When people started getting concerned about the nutritional value they were losing by flaking off the bran, they tried to put it back. That was the idea with conventional “whole wheat,” as opposed to stone milling. Go ahead and refine away the bran and germ and then try to put some of it back later. But when you put the bran back later on, the sum of the parts never did equal the whole, nutritionally speaking. And unless you really pulverized that bran, you had a texture problem. It was hard as a rock and splintered like glass.

Royal Angelus [Macaroni Company] wanted to make whole wheat pasta more appetizing, so they were trying all sorts of different experiments to fix the texture. Bob Anderson [one of our customers at Montana Flour & Grain] figured they might want to give our ancient [stone-ground] wheat a try…he found himself being chased down by Santo Zito, the Sicilian-born artisan who ran Royal Angelus’s test kitchen and managed pasta production. Santo knew about ancient wheat from his relatives in Sicily, who’d given him seeds from older varieties that looked similar to the ones we were growing.

Over the course of the next week, Santo transformed the grain into pasta, grinding it into flour and then experimenting with just the right ratio of water and flour to create the perfect dough. When he cooked up his initial batch of ancient wheat macaroni, the first thing that struck him was the pungent aroma that filled the room. But even more remarkable was the consistency of the pasta when he put it in his mouth. It was smooth. Almost silky.

When Santo thought about it, it wasn’t hard to understand why. Here was a wheat that preceded all the aggressive breeding for hard bran. It was meant to be eaten whole.

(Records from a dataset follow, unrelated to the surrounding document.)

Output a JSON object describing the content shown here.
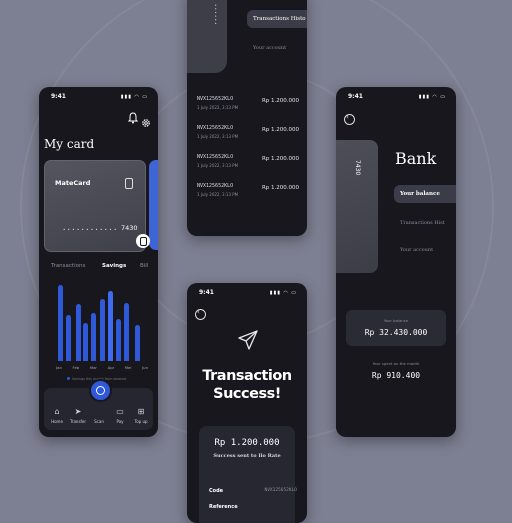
{
  "colors": {
    "background": "#7d7f92",
    "phone": "#17171d",
    "accent": "#2f59d9",
    "card": "#4b4c56"
  },
  "card_phone": {
    "time": "9:41",
    "title": "My card",
    "card_name": "MateCard",
    "card_dots": "• • • •   • • • •   • • • •",
    "card_last4": "7430",
    "tabs": [
      "Transactions",
      "Savings",
      "Bill"
    ],
    "months": [
      "Jan",
      "Feb",
      "Mar",
      "Apr",
      "Mei",
      "Jun"
    ],
    "legend": "Savings this month from balance",
    "nav": [
      {
        "label": "Home",
        "icon": "home-icon",
        "glyph": "⌂"
      },
      {
        "label": "Transfer",
        "icon": "send-icon",
        "glyph": "➤"
      },
      {
        "label": "Scan",
        "icon": "scan-icon",
        "glyph": "⊖"
      },
      {
        "label": "Pay",
        "icon": "wallet-icon",
        "glyph": "▭"
      },
      {
        "label": "Top up",
        "icon": "topup-icon",
        "glyph": "⊞"
      }
    ]
  },
  "history_phone": {
    "tab_history": "Transactions Histo",
    "tab_account": "Your account",
    "rows": [
      {
        "code": "NVX125652KLO",
        "date": "1 July 2022, 3:13 PM",
        "amount": "Rp 1.200.000"
      },
      {
        "code": "NVX125652KLO",
        "date": "1 July 2022, 3:13 PM",
        "amount": "Rp 1.200.000"
      },
      {
        "code": "NVX125652KLO",
        "date": "1 July 2022, 3:13 PM",
        "amount": "Rp 1.200.000"
      },
      {
        "code": "NVX125652KLO",
        "date": "1 July 2022, 3:13 PM",
        "amount": "Rp 1.200.000"
      }
    ]
  },
  "success_phone": {
    "time": "9:41",
    "title_line1": "Transaction",
    "title_line2": "Success!",
    "amount": "Rp 1.200.000",
    "sub": "Success sent to Ilo Rate",
    "code_label": "Code",
    "code_value": "NVX125652KLO",
    "ref_label": "Reference"
  },
  "bank_phone": {
    "time": "9:41",
    "title": "Bank",
    "card_last4": "7430",
    "menu": [
      "Your balance",
      "Transactions Hist",
      "Your account"
    ],
    "balance_label": "Your balance",
    "balance_value": "Rp 32.430.000",
    "spent_label": "Your spent on the month",
    "spent_value": "Rp 910.400"
  }
}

Once Santo gave his boss a taste of the new ancient wheat pasta, Royal Angelus promptly introduced it into the product line. … My dad took some too, and he gave it to a good friend of ours, Laura, who had very severe environmental sensitivities

When I say “severe” … She couldn’t tolerate chemicals at all. Her muscles would stop working, and if it got bad enough, she would collapse. She couldn’t be around anyone wearing perfume or cologne. And she had to be very careful about what she ate. … so I guess my dad thought she might appreciate a box of pasta made from wheat that was grown without the use of chemicals. Laura thought it was worth trying, so she decided to take a chance on it. The next day, she called my parents’ house and asked my dad, “What is this stuff? It makes me feel better.”

It was still more than a decade before I would meet a team of researchers in Italy who would make groundbreaking discoveries about the effects of an ancient grain diet on chronic disease…But that conversation with Laura in the late 1980s was my wake-up call that growing wheat organically and leaving the grain whole wasn’t enough to recover the full value of this staple food. The most insidious way in which the staff of life had been devalued involved transformations to the seed itself, when industry breeders sacrificed all else to focus on marginal gains in yield and loaf volume. I had stumbled onto ancient wheat by chance and had initially seen it as a fun novelty crop with an intriguing legend. But Laura’s epiphany led me on a long search to understand how heritage grains—the varieties our forefarmers selected and saved—can help us recover what we’ve lost.

Excerpted from Grain by Grain: A Quest to Revive Ancient Wheat, Rural Jobs, and Healthy Food (Island Press) by Bob Quinn and Liz Carlisle